Doncaster’s residents warned COVID-19 rates continue to rise

Health and care bosses across Doncaster are calling on all residents to continue to take appropriate steps to stay safe as COVID-19 rates across the town rise rapidly.

Community transmission of COVID-19 is currently the highest it has ever been with the current rate at 1993.1 (covering 26 December-1 January). The over 60s rate in Doncaster is currently 1199, this has increased 10 fold in the past three weeks.

Now, Doncaster Council, Doncaster CCG, Doncaster and Bassetlaw Teaching Hospitals NHS FT, Primary Care Doncaster and Rotherham, Doncaster and South Humber NHS Foundation Trust are reporting that health and care services across the board are seeing real pressure on their operations due to the sharp increase in the number of patients with COVID-19 in hospital but also staff absences. And hospital occupancy modelling is predicting a significant increase of patient numbers over the next few weeks.

In addition, some frontline health and care services are reporting absence rates as high as 50 per cent and currently 75 per cent of Doncaster care homes are in outbreak so closed to new admissions.

These challenges across the region has led to the South Yorkshire Local Resilience Forum declaring a business continuity major incident and now Doncaster’s Tactical Co-Ordination Group has taken the decision to declare a local business continuity major incident.

Dr Rupert Suckling, Doncaster’s director of public health and speaking on behalf of all the partner organisations, said: “The transmission of covid-19 in Doncaster is currently soaring and these are rates we have not seen anything like at any other point in the pandemic. We do not see this pattern changing in the immediate future, for example we will not see the impact of schools going back in our data for a couple more weeks so that is something we will be keeping a close eye on.

“It does appear that the Omicron variant is less severe, and we are seeing less people in ITU than in previous waves which is encouraging but we do find ourselves in a major incident and still seeing a significant number of people unwell with covid-19 and ending up in hospital. Combined with a high rate of staff absence this causes a real challenge to our NHS partners and our health and care services are now increasingly under pressure.

“We are also aware that staff absences are causing a problem for local businesses and their operations which does have a knock-on effect on the local economy. Therefore, it is important we have a rounded view on why it is important we keep the virus under control as much as we can and do whatever we can to reduce community transmission by taking appropriate steps to keep as safe as we can such as wearing face coverings indoors, having our vaccinations and testing regularly as well as sticking to the self-isolation guidance.”

There has also been a lot of changes to Government guidance recently including:

The self-isolation advice for people with covid-19 has recently changed. It is now possible to end self-isolation after 7 days, following 2 negative LFD tests taken 24 hours apart. The first LFD test should not be taken before the sixth day.
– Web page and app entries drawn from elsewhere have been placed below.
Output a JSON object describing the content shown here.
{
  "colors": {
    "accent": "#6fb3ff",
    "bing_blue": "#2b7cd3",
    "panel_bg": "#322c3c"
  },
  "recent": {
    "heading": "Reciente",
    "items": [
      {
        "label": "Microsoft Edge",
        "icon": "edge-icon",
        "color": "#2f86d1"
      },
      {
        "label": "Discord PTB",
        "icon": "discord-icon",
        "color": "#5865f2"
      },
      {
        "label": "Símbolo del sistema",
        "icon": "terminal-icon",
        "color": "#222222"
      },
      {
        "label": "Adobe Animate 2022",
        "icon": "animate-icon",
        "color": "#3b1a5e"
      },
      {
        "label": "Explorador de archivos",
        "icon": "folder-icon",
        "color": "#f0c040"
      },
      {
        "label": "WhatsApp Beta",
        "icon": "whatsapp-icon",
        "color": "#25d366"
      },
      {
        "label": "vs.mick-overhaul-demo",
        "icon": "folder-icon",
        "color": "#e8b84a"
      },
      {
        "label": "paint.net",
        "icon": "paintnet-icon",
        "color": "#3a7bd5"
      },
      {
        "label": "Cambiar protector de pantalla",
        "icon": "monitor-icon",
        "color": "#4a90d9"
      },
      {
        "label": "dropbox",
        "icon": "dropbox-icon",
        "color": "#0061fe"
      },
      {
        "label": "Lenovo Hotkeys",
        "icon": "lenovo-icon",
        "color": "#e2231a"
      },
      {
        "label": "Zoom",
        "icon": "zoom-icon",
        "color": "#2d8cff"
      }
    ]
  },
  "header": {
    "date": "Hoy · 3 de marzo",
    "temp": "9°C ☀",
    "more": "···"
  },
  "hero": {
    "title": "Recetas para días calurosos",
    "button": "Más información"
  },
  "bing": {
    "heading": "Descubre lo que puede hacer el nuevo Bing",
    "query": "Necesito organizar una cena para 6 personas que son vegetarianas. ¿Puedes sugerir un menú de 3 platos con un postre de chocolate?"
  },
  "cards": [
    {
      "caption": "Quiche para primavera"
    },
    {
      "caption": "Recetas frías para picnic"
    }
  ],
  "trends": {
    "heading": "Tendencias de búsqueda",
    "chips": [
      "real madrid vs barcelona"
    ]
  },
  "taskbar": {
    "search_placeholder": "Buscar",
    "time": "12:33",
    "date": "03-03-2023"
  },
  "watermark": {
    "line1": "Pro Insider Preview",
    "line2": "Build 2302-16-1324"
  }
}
For fully vaccinated close contacts, including those in the same household as someone who has tested positive, it is strongly advised they should take an LFD test every day for 7 days. This daily test should be completed before the person leaves the household for the first time that day. If any of these test results are positive, the person should self-isolate and arrange a PCR test. Our local advice is that if you are a close contact and cannot get hold of an LFD test to test daily, please isolate.

From 11 January 2022, any employee who DOES NOT have any symptoms of covid-19 but tests positive on an LFD test does not need to get a follow-up PCR test. They must register their LFD test on the Government website and self-isolate as er the guidance above. However, if they require the £500 self-isolation support payment for self-isolation they will still need a PCR test.

Dr Suckling added: “I do want to take this opportunity to thank everyone for everything they have done so far. We know it has been a long and difficult journey, but we are very grateful to the people of Doncaster for their efforts.

“We appreciate how tired people are of the situation we are in, particularly with us coming up to two years since the pandemic began, and that it can be hard to keep on top of changing guidance, but we need everyone to continue to work together to keep themselves and loves ones safe, particularly now when our rates are so high.”

As well as the changes to self-isolation, it is important that everyone continues to:

  • Have their vaccination – this is the biggest thing you can do to protect yourself, your loved ones and the wider community.
  • Wear face coverings in indoor settings
  • Have effective ventilation – this continues to be key in preventing and reducing the impact of an outbreak of covid-19.
  • LFT/LFD (asymptomatic) testing – regular testing is helping to identify people who are positive without symptoms who would be unknowingly spreading the virus.
  • PCR testing – Anyone with new covid-19 symptoms should arrange PCR testing and self-isolate immediately.